Aim of the task
Which lines in the listing below contain the word "arrow"? Copy each one.

*-*-*

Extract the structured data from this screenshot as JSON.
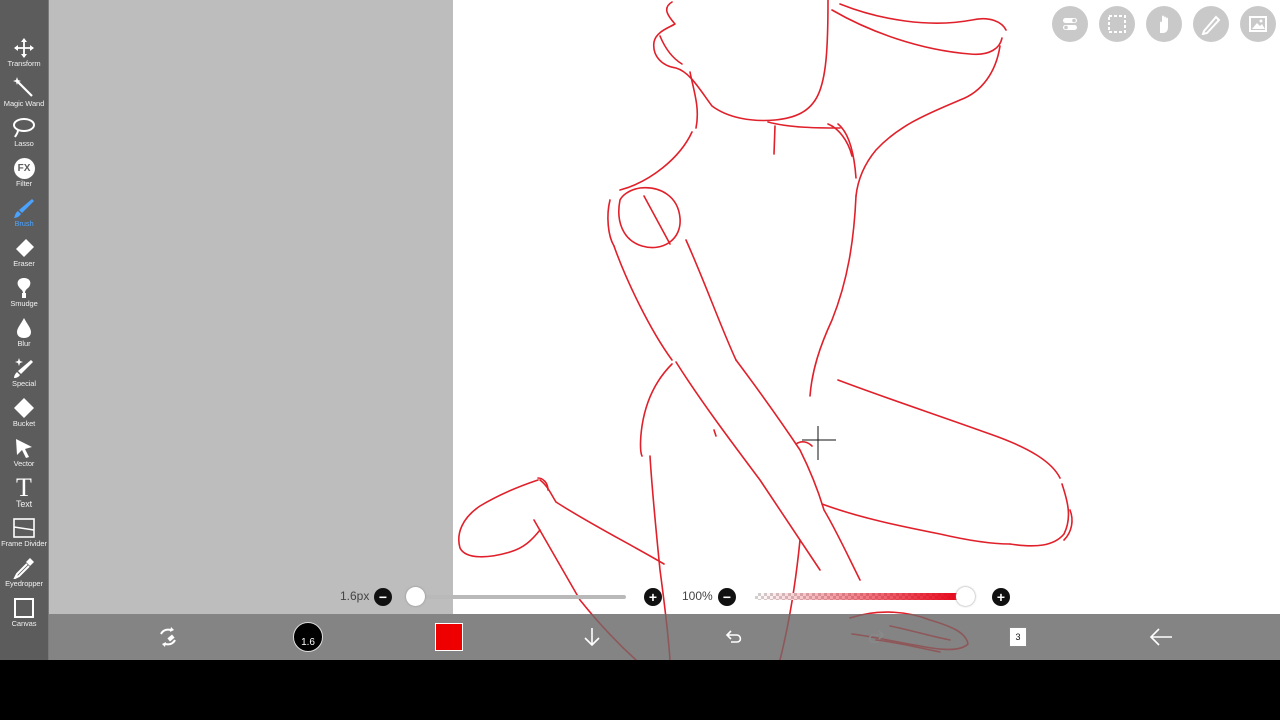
{
  "toolbar": {
    "tools": [
      {
        "label": "Transform",
        "icon": "move-icon"
      },
      {
        "label": "Magic Wand",
        "icon": "magic-wand-icon"
      },
      {
        "label": "Lasso",
        "icon": "lasso-icon"
      },
      {
        "label": "Filter",
        "icon": "fx-icon",
        "glyph": "FX"
      },
      {
        "label": "Brush",
        "icon": "brush-icon",
        "active": true
      },
      {
        "label": "Eraser",
        "icon": "eraser-icon"
      },
      {
        "label": "Smudge",
        "icon": "smudge-icon"
      },
      {
        "label": "Blur",
        "icon": "blur-drop-icon"
      },
      {
        "label": "Special",
        "icon": "special-brush-icon"
      },
      {
        "label": "Bucket",
        "icon": "bucket-icon"
      },
      {
        "label": "Vector",
        "icon": "vector-arrow-icon"
      },
      {
        "label": "Text",
        "icon": "text-icon",
        "glyph": "T"
      },
      {
        "label": "Frame Divider",
        "icon": "frame-divider-icon"
      },
      {
        "label": "Eyedropper",
        "icon": "eyedropper-icon"
      },
      {
        "label": "Canvas",
        "icon": "canvas-icon"
      }
    ]
  },
  "top_right_buttons": [
    "toggle-menu-icon",
    "selection-icon",
    "hand-gesture-icon",
    "ruler-pen-icon",
    "image-gallery-icon"
  ],
  "brush_size": {
    "value_label": "1.6px",
    "indicator_label": "1.6",
    "level": 0.02
  },
  "opacity": {
    "value_label": "100%",
    "level": 1.0
  },
  "slider_buttons": {
    "minus": "−",
    "plus": "+"
  },
  "bottom_bar": {
    "items": [
      "swap-tools-icon",
      "brush-size-indicator",
      "color-swatch",
      "download-icon",
      "undo-icon",
      "redo-icon",
      "layers-icon",
      "back-arrow-icon"
    ],
    "layers_count": "3"
  },
  "colors": {
    "stroke": "#e0202a",
    "current_color": "#ee0000",
    "active_tool": "#4aa3ff",
    "toolbar_bg": "#5c5c5c",
    "canvas_bg": "#bdbdbd"
  }
}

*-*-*

Your solution
        "icon": "vector-arrow-icon"
      "back-arrow-icon"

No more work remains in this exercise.